Oh girl! That is a great idea, but I’m so sad you had to come up with this “trick” due to 60+ pages of communication. Stay strong!
I love this article! Document, document, document. I appreciate you sharing this with us. I will try and implement this asap because it is need to stay ahead of the game. Teachers are overworked and underpaid for ALL the things that we have to do during the course of the day and after we go home. A teachers work is never done, but we continue because it is our passion.
Great tips. I document merit awards given out to students. That way I can be sure I get around to each child during the semester at least twice. I write the reason for the merit, hopefully that student won’t always get an award for the same reason.
Thank you for your post.

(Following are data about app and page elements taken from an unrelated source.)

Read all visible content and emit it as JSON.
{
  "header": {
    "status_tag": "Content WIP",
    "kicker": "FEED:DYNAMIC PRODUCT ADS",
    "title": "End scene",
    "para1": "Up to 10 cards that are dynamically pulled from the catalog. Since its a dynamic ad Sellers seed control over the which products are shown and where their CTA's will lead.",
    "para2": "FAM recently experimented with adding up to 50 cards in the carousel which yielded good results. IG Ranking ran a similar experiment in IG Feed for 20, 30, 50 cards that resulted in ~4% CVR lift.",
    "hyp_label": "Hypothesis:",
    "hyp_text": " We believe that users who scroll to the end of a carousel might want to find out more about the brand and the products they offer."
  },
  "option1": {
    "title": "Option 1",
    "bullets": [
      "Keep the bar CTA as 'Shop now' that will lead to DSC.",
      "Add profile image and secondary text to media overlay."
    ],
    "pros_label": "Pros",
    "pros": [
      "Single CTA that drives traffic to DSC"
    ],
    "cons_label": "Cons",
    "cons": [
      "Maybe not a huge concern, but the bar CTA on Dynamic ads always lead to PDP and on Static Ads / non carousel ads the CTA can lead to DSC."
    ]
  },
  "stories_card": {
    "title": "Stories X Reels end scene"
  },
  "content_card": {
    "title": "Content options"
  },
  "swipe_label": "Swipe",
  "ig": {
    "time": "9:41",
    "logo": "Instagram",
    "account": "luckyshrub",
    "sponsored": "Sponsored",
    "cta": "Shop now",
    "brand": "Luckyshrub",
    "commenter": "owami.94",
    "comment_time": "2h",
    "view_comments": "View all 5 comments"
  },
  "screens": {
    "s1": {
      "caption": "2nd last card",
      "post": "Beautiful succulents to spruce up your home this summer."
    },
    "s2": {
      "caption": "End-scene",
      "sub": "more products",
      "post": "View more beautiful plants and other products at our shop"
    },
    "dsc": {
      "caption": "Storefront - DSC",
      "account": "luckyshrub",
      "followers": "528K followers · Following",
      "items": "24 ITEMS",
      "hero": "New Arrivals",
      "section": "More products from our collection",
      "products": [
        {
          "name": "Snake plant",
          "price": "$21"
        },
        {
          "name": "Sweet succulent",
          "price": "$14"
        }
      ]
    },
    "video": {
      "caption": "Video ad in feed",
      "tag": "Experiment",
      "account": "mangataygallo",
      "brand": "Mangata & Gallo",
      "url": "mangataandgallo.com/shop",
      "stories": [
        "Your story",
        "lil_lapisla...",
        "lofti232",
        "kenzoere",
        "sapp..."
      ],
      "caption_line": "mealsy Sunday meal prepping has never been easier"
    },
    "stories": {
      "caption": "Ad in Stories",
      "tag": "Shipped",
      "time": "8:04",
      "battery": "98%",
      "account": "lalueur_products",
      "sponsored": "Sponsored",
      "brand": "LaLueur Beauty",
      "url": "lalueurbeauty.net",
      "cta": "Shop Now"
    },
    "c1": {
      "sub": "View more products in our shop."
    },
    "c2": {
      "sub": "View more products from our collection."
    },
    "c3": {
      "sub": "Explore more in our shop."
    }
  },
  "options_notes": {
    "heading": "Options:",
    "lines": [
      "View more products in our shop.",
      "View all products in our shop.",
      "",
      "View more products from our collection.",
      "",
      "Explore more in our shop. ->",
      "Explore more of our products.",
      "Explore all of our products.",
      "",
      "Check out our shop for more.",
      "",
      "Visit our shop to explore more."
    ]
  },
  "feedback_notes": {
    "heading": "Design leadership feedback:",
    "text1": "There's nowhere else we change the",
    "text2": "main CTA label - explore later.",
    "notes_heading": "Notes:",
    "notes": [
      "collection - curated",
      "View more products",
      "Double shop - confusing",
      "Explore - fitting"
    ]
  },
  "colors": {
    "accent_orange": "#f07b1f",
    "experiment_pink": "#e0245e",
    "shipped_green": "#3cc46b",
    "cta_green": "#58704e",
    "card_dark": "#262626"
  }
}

I taught in K-12 for 31 years and now Im an adjunct professor. I wouLdnt believe that i would have to develop documentation tracking Systems for students in collEge. The documentation that I kept this year heLped me when I met with my supervisor. It is not only in The documenting but also in how to organize this information.
I’m at the point where I believe we need to document anything and everything. Or at least sometimes it seems that way! I documented like crazy as a teacher, as an administrator, and even now as a stay at home mom of two and business owner. It never ends! HA! But it DOES give me peace of mind to know that I’m tracking various aspects of my life to look back on if needed. And yes – organization is HUGE! I actually have a HUGE documentation resource in the works, so check back to learn more about it when I’m able to get it posted. (Hopefully before back to school season, but we’ll see…) Thanks for your comment!
Lee Hughes says
Another thing I do with documentation that helps me track chronic absentees. I print out a school year calendar and make multiple copies so that when I see a problem developing, i can keep track: “t” for tardy, “a” for absent, and “e” for early dismissal. When it is on a calendar, it is easy to see that little susie is checked out early every friday, or that johnny comes in late every monday, and so on. It also helps when they are checked out too late for the attendance to be marked (like the last 15 minutes of the day) but are still missing instruction time. As I had a parent once say “it’s only 5 minutes a day!” but then I reminded her that it worked out to 15 hours over the course of the year that her daughter was missing from that one class.
LOVE THIS! You’re right, those minutes add up! Thank you for sharing. =)